[Items from a dataset]
────────────────────────────────────────
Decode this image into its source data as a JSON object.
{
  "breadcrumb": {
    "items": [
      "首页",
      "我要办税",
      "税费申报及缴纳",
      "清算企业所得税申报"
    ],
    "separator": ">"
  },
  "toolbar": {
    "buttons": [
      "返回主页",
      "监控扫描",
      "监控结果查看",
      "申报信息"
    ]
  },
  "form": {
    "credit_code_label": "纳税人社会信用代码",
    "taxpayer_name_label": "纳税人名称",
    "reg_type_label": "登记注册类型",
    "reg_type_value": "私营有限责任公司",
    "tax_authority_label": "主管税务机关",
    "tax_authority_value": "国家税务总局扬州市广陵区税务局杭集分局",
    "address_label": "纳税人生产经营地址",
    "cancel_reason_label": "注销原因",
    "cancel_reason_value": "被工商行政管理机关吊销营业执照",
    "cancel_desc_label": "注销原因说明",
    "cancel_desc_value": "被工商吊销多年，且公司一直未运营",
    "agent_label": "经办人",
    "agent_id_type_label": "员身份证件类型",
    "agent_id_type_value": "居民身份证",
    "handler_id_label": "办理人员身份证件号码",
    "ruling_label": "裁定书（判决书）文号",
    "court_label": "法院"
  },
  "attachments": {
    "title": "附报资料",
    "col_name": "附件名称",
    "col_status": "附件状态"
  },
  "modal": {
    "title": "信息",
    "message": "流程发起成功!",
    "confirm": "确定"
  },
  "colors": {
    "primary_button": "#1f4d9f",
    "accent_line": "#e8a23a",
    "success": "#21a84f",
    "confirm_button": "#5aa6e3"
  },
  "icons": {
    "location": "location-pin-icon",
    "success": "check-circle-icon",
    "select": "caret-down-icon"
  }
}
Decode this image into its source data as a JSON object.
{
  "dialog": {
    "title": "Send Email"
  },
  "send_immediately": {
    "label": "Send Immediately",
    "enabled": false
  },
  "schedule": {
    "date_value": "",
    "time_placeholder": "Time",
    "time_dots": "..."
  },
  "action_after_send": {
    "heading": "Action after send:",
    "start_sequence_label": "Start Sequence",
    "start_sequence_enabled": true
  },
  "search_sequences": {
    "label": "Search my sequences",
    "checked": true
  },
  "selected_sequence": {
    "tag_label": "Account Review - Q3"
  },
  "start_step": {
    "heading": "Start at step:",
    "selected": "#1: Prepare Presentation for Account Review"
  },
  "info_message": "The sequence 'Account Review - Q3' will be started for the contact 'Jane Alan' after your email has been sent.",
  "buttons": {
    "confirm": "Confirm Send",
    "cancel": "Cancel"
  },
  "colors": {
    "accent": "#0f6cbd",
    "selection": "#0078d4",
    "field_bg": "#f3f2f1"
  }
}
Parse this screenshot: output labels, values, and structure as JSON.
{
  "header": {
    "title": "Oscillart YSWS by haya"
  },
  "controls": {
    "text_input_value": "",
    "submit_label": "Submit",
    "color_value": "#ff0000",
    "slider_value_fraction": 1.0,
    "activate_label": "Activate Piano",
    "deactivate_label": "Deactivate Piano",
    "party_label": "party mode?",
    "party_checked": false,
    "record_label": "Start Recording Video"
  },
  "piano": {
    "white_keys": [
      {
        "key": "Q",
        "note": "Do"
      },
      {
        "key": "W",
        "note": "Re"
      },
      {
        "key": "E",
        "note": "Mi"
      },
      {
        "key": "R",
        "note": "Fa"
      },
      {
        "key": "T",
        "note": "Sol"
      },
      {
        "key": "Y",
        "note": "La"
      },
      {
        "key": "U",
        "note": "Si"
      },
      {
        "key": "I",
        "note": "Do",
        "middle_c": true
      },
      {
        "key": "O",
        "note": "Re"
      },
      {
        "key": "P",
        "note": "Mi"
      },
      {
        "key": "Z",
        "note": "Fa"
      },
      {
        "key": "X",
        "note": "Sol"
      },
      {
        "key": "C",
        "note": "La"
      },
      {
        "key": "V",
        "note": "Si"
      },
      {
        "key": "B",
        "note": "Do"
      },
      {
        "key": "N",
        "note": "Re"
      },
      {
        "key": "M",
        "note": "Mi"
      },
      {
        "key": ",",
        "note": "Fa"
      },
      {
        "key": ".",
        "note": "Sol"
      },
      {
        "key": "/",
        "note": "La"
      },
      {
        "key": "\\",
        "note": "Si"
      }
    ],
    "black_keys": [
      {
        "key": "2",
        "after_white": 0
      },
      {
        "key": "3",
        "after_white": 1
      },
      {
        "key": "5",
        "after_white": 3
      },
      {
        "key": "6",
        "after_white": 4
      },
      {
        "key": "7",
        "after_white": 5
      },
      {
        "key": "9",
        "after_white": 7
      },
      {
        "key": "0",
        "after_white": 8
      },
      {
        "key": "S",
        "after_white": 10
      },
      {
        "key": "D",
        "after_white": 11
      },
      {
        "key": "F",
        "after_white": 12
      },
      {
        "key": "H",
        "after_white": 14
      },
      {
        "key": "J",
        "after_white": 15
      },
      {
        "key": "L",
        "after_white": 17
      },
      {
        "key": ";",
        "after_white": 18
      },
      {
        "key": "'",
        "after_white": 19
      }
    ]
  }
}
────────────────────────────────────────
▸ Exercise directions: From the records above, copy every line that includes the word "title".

▸ Final answer:
    "title": "附报资料",
    "title": "信息",
    "title": "Send Email"
    "title": "Oscillart YSWS by haya"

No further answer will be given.